**What is needed**
Copy, from the data below, each line that has the word "세계복음선교협회".

**Extracted records**
=-=-=
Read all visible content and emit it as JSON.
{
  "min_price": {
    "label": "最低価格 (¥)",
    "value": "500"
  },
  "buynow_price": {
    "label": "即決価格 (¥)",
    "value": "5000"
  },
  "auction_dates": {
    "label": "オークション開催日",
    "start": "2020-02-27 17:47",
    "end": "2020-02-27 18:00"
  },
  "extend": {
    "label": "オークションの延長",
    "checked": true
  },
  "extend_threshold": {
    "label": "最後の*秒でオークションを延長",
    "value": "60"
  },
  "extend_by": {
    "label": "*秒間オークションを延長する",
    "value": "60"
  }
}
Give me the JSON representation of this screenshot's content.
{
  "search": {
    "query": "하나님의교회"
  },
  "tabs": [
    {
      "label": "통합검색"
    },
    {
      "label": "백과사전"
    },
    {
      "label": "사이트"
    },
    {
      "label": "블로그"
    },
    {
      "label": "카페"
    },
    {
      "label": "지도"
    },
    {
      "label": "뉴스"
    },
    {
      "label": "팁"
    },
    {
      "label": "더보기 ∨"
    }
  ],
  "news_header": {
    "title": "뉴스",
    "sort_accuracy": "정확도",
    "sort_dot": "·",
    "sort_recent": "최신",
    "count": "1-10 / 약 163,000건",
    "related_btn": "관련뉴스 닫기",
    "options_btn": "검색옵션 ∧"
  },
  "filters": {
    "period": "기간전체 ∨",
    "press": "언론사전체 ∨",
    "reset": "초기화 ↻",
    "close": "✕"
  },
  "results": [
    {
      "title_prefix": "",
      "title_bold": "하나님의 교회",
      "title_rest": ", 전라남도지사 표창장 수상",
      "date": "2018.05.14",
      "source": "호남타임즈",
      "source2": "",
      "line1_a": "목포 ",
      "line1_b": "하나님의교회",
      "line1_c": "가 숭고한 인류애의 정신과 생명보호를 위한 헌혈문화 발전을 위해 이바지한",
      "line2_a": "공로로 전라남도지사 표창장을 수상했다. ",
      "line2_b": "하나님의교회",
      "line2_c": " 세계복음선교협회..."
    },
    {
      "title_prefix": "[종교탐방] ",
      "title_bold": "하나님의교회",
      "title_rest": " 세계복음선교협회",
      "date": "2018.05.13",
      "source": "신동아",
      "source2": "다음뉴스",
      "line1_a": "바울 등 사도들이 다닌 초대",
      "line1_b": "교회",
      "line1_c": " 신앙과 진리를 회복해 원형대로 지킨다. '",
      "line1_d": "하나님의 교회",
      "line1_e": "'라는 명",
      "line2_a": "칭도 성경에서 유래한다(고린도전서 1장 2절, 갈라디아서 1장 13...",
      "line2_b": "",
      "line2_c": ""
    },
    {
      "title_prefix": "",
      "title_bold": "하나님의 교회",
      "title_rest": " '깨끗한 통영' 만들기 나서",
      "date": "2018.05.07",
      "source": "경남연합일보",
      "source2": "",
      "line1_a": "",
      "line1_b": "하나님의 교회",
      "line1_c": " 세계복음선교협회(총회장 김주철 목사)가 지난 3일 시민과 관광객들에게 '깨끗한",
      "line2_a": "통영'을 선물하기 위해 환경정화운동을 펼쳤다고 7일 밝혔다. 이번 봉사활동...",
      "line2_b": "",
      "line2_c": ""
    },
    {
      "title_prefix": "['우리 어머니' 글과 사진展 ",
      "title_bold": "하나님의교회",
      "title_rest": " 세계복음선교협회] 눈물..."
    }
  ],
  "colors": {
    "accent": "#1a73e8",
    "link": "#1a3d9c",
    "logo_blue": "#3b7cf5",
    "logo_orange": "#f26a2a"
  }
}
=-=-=
**Output of the exercise**
      "line2_c": " 세계복음선교협회..."
      "title_rest": " 세계복음선교협회",
      "line1_c": " 세계복음선교협회(총회장 김주철 목사)가 지난 3일 시민과 관광객들에게 '깨끗한",
      "title_rest": " 세계복음선교협회] 눈물..."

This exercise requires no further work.